EXERCISE DETAILS: State how many lines of the records contain the string "icon". Give the number alone.

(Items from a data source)

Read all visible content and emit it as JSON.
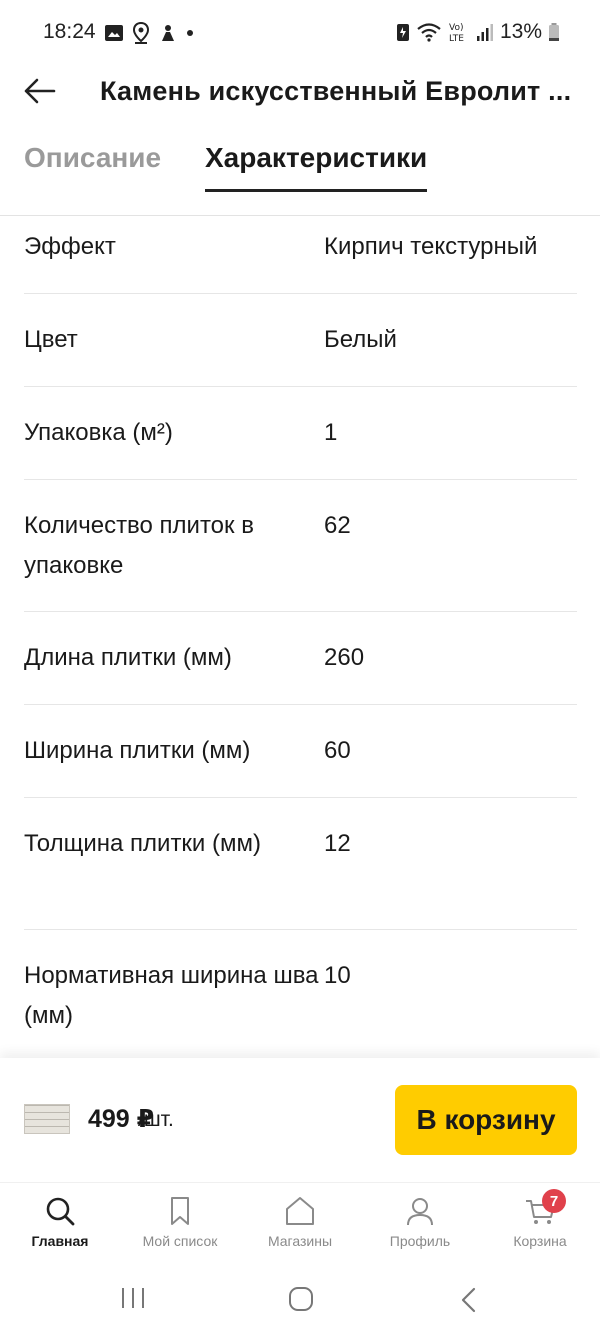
{
  "status_bar": {
    "time": "18:24",
    "battery": "13%",
    "network": "Vo) LTE"
  },
  "header": {
    "title": "Камень искусственный Евролит ..."
  },
  "tabs": [
    {
      "label": "Описание",
      "active": false
    },
    {
      "label": "Характеристики",
      "active": true
    }
  ],
  "specs": [
    {
      "label": "Эффект",
      "value": "Кирпич текстурный"
    },
    {
      "label": "Цвет",
      "value": "Белый"
    },
    {
      "label": "Упаковка (м²)",
      "value": "1"
    },
    {
      "label": "Количество плиток в упаковке",
      "value": "62"
    },
    {
      "label": "Длина плитки (мм)",
      "value": "260"
    },
    {
      "label": "Ширина плитки (мм)",
      "value": "60"
    },
    {
      "label": "Толщина плитки (мм)",
      "value": "12"
    },
    {
      "label": "Нормативная ширина шва (мм)",
      "value": "10"
    }
  ],
  "buy_bar": {
    "price": "499 ₽",
    "unit": "/шт.",
    "button_label": "В корзину"
  },
  "bottom_nav": [
    {
      "label": "Главная",
      "icon": "search-icon",
      "active": true
    },
    {
      "label": "Мой список",
      "icon": "bookmark-icon",
      "active": false
    },
    {
      "label": "Магазины",
      "icon": "home-icon",
      "active": false
    },
    {
      "label": "Профиль",
      "icon": "user-icon",
      "active": false
    },
    {
      "label": "Корзина",
      "icon": "cart-icon",
      "active": false,
      "badge": "7"
    }
  ],
  "colors": {
    "accent": "#ffcc00",
    "badge": "#e0414b"
  }
}
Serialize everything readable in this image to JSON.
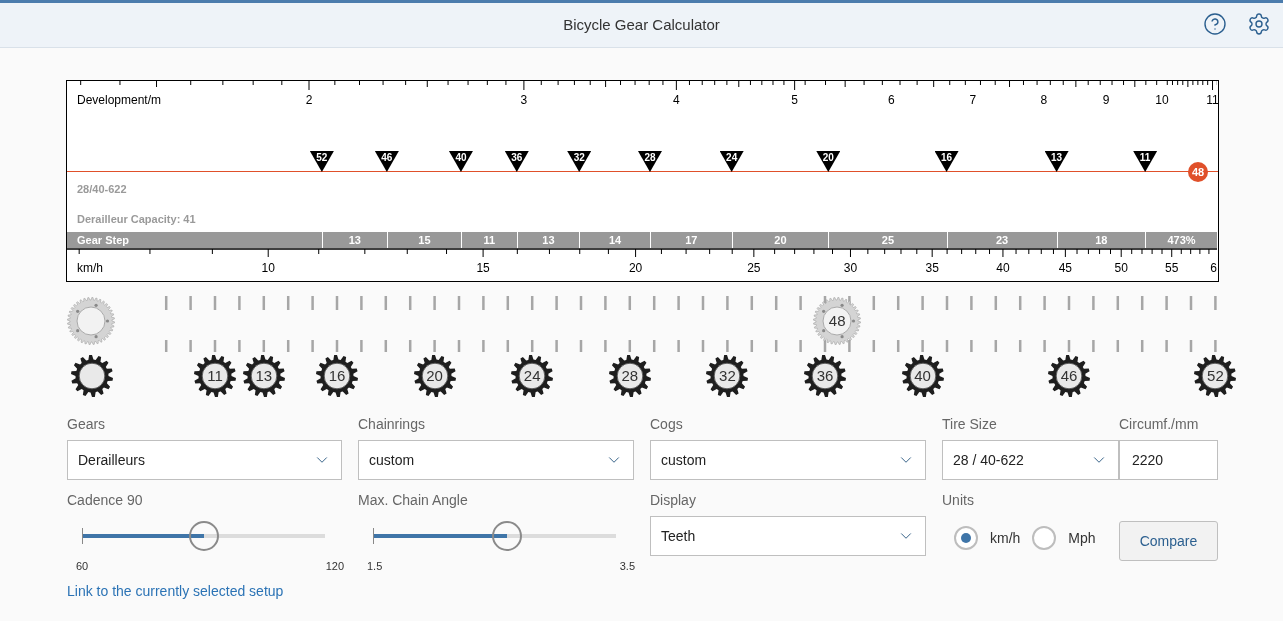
{
  "header": {
    "title": "Bicycle Gear Calculator"
  },
  "chart": {
    "top_axis": {
      "label": "Development/m",
      "ticks": [
        "2",
        "3",
        "4",
        "5",
        "6",
        "7",
        "8",
        "9",
        "10",
        "11"
      ]
    },
    "markers": [
      {
        "label": "52"
      },
      {
        "label": "46"
      },
      {
        "label": "40"
      },
      {
        "label": "36"
      },
      {
        "label": "32"
      },
      {
        "label": "28"
      },
      {
        "label": "24"
      },
      {
        "label": "20"
      },
      {
        "label": "16"
      },
      {
        "label": "13"
      },
      {
        "label": "11"
      }
    ],
    "chainring": {
      "label": "48"
    },
    "info": [
      "28/40-622",
      "Derailleur Capacity: 41"
    ],
    "gear_step": {
      "label": "Gear Step",
      "values": [
        "13",
        "15",
        "11",
        "13",
        "14",
        "17",
        "20",
        "25",
        "23",
        "18",
        "473%"
      ]
    },
    "bottom_axis": {
      "label": "km/h",
      "ticks": [
        {
          "label": "10",
          "clipped": false
        },
        {
          "label": "15",
          "clipped": false
        },
        {
          "label": "20",
          "clipped": false
        },
        {
          "label": "25",
          "clipped": false
        },
        {
          "label": "30",
          "clipped": false
        },
        {
          "label": "35",
          "clipped": false
        },
        {
          "label": "40",
          "clipped": false
        },
        {
          "label": "45",
          "clipped": false
        },
        {
          "label": "50",
          "clipped": false
        },
        {
          "label": "55",
          "clipped": false
        },
        {
          "label": "6",
          "clipped": true
        }
      ]
    }
  },
  "gears": {
    "chainrings": [
      {
        "teeth": "48"
      }
    ],
    "cogs": [
      {
        "teeth": "11"
      },
      {
        "teeth": "13"
      },
      {
        "teeth": "16"
      },
      {
        "teeth": "20"
      },
      {
        "teeth": "24"
      },
      {
        "teeth": "28"
      },
      {
        "teeth": "32"
      },
      {
        "teeth": "36"
      },
      {
        "teeth": "40"
      },
      {
        "teeth": "46"
      },
      {
        "teeth": "52"
      }
    ]
  },
  "form": {
    "gears": {
      "label": "Gears",
      "value": "Derailleurs"
    },
    "chainrings": {
      "label": "Chainrings",
      "value": "custom"
    },
    "cogs": {
      "label": "Cogs",
      "value": "custom"
    },
    "tire_size": {
      "label": "Tire Size",
      "value": "28 / 40-622"
    },
    "circumference": {
      "label": "Circumf./mm",
      "value": "2220"
    },
    "cadence": {
      "label": "Cadence 90",
      "level": 0.5,
      "min": "60",
      "max": "120"
    },
    "chain_angle": {
      "label": "Max. Chain Angle",
      "level": 0.55,
      "min": "1.5",
      "max": "3.5"
    },
    "display": {
      "label": "Display",
      "value": "Teeth"
    },
    "units": {
      "label": "Units",
      "options": [
        {
          "label": "km/h",
          "selected": true
        },
        {
          "label": "Mph",
          "selected": false
        }
      ]
    },
    "compare": "Compare",
    "link": "Link to the currently selected setup"
  }
}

ANSWER SECTION: 5